### Work task
One number is all that is asked for: the number of lines below that hold the string "JSON".

### Dataset entries
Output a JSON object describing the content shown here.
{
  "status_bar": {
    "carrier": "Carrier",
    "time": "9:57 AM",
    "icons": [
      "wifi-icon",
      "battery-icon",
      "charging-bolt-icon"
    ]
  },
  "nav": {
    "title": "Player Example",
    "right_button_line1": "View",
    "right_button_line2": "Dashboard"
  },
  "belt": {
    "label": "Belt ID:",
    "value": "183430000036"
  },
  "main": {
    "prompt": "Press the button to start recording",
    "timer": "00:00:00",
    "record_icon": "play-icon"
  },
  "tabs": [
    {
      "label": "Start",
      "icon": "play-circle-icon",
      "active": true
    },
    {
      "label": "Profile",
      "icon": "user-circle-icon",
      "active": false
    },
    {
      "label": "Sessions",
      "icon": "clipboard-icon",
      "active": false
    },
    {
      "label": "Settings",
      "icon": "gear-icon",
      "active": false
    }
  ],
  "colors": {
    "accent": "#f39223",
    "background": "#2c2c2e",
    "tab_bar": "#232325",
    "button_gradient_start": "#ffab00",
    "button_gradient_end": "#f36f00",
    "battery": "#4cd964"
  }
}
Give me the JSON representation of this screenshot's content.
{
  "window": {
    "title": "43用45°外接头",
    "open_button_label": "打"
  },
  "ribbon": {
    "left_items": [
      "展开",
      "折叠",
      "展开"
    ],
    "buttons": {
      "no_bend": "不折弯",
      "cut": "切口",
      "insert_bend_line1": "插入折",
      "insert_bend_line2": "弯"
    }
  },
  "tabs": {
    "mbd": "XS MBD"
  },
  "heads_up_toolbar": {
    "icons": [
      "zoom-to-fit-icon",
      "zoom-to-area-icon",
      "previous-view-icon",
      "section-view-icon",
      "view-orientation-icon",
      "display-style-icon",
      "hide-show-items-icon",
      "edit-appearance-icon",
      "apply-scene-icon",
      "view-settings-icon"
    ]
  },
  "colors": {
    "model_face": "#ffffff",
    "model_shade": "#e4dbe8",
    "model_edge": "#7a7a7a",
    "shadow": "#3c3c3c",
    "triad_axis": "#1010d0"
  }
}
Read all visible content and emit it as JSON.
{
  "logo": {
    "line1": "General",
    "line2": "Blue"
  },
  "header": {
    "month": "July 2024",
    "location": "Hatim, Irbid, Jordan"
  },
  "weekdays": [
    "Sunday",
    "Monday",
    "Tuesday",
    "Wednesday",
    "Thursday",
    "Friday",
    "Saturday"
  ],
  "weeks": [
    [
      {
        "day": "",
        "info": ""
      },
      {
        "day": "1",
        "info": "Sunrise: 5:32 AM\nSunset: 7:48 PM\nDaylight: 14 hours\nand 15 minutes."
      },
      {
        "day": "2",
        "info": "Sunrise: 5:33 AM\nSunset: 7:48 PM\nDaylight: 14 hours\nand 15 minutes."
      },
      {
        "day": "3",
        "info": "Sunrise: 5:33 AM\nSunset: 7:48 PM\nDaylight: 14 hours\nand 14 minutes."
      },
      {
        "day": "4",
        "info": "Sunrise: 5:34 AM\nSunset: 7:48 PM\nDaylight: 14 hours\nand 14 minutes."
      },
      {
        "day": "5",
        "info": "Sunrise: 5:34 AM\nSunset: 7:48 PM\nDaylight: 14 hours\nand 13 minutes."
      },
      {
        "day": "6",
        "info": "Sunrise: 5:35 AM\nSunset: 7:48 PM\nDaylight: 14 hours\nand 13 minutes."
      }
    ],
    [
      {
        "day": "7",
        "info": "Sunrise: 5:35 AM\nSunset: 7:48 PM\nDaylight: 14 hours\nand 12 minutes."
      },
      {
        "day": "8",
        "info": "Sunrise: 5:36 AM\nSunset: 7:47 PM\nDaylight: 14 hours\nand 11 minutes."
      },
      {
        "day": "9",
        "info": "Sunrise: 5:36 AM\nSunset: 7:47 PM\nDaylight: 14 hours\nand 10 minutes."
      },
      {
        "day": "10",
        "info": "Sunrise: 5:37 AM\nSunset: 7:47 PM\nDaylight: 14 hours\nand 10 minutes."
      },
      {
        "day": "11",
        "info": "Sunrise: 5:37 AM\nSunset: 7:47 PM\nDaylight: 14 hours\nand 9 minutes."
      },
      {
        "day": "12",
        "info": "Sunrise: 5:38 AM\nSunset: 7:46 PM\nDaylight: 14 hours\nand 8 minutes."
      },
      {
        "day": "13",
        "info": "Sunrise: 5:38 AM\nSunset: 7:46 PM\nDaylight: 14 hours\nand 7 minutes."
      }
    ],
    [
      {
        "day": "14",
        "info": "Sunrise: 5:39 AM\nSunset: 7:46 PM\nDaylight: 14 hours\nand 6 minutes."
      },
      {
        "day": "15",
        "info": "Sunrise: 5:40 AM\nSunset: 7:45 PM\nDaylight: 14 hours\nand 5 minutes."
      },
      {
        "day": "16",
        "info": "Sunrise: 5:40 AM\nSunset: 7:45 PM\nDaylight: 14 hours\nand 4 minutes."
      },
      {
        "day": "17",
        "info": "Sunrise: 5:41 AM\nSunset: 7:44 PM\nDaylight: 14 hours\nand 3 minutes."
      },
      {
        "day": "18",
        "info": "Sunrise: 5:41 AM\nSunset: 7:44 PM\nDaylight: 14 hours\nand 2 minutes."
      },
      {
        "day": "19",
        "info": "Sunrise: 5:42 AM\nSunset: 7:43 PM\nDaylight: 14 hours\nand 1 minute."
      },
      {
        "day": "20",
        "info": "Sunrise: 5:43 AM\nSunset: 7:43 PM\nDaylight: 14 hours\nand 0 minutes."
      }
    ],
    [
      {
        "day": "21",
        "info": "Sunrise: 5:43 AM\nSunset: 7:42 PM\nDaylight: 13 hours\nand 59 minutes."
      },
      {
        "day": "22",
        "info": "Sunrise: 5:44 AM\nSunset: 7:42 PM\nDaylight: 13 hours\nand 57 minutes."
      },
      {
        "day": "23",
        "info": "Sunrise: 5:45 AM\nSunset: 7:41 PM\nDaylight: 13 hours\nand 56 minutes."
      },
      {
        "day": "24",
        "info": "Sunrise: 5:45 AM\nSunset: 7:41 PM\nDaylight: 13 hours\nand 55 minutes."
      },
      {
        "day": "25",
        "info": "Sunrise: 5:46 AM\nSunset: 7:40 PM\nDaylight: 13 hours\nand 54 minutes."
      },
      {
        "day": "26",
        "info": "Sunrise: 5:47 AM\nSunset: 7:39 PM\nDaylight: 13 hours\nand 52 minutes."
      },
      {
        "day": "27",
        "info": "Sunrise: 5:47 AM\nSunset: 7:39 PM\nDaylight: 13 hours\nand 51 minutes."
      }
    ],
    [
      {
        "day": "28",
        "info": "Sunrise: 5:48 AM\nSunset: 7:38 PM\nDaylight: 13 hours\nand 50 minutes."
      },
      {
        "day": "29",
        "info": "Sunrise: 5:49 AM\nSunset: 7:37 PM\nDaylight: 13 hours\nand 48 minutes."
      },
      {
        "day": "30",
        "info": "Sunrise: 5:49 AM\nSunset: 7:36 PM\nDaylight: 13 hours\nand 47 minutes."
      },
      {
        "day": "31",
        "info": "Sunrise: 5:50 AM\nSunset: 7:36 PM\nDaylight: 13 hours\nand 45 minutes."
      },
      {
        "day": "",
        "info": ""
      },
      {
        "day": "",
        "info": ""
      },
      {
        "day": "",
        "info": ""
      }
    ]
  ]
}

### Exercise output
3